Adding media to your website is more complicated than simply finding an image or video you like and uploading it to a page. To align with SEO best practices, different media types should be used in specific ways; this guide explains everything you need to know about the different types of website media and when to use them.
Images on your website contribute to search engine optimization by boosting user experience, but search crawlers can’t see images as humans do. Search engines have to be able to understand photos and illustrations without looking at them, so following these steps is crucial in helping crawlers understand your website:
1. File Name
Keep file names simple and descriptive, and utilize focus keywords when possible. Many images automatically save with a title of random numbers and letters, such as “T239875_82.jpg”, which doesn’t help search crawlers understand the image’s meaning. When saving images for uploading to WordPress, rename the file so it describes the meaning. For example, if you add a photo of a dog on a walk to your dog walking website, the title might be “dog-walking.jpg” or “dog-on-a-walk.jpg.”
2. File Size
The overall size of your image files impacts site speed, and search engines penalize too large files. Too large images will slow down your website’s load time, negatively impacting user experience. The ideal file size for search engine optimization is 100 kilobytes (kB). The easiest way to ensure your image file sizes are optimized for search engines is to utilize a plugin like Imagify to automatically compress images without losing quality.
Since the optimal file size for website images is 70 kB, GIFs aren’t the best choice for search engine optimization. While they’re technically images, GIFs are animated to move like video. They require substantial file sizes, which slows down your website. Ultimately, Google would rather see a small video than a large image file.

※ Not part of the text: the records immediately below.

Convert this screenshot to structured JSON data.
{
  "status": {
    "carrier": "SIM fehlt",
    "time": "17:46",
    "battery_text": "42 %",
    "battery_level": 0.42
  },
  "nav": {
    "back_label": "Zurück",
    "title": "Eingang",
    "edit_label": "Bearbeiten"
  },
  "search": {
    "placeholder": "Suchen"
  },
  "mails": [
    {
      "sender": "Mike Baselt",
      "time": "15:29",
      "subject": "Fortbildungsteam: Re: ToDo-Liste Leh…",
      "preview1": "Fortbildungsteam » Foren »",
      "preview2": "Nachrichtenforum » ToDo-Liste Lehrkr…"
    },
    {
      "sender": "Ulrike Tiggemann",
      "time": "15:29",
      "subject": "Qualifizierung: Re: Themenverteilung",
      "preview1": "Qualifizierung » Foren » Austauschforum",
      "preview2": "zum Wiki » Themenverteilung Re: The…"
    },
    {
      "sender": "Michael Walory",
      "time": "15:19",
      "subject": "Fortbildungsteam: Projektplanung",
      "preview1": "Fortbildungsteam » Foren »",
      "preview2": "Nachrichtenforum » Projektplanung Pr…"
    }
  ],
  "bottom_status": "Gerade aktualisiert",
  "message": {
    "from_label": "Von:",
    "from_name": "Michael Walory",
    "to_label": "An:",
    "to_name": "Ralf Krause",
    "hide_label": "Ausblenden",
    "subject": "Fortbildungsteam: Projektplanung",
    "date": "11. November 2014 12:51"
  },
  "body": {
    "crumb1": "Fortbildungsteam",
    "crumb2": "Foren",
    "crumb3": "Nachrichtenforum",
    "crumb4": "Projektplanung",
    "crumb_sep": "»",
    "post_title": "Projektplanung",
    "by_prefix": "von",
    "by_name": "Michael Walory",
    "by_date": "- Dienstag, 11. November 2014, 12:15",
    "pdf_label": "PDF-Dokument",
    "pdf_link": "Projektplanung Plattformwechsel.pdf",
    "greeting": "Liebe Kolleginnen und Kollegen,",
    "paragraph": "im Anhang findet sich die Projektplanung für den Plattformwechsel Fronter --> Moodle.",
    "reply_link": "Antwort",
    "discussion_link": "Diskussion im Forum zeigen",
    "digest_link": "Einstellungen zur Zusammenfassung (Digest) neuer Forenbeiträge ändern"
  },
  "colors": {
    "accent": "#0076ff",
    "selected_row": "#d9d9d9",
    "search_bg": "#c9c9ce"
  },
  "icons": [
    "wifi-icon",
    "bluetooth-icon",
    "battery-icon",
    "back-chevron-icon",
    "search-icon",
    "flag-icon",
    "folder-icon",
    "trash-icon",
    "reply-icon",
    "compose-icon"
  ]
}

GIFs can also detract from user experience; their automatic repetition distracts readers’ attention and makes a page harder to read. A better alternative to a GIF is using a video file.
Video files are much smaller than GIFs and less distracting for users. SiteCare’s development team usually sees about a 90% reduction in file size when converting GIFs to MP4 video, so swapping out GIFs for video hugely increases site speed.
Video quality is also exponentially better than GIF quality; GIF formats only support 256 colors, whereas video supports over 16 million. We strongly recommend using the highest-quality option if you include large media files on a site.
Optimize Your Website Media
If you’ve been running a website for a while but have never thought about aligning media with SEO best practices, getting everything optimized might feel overwhelming. Luckily, SiteCare is here to help.
Our team of SEO experts makes it easy to audit your website’s current images and videos, then make any necessary changes for search engine optimization. Contact us today to find out if your site’s media negatively impacts your search rankings or user experience.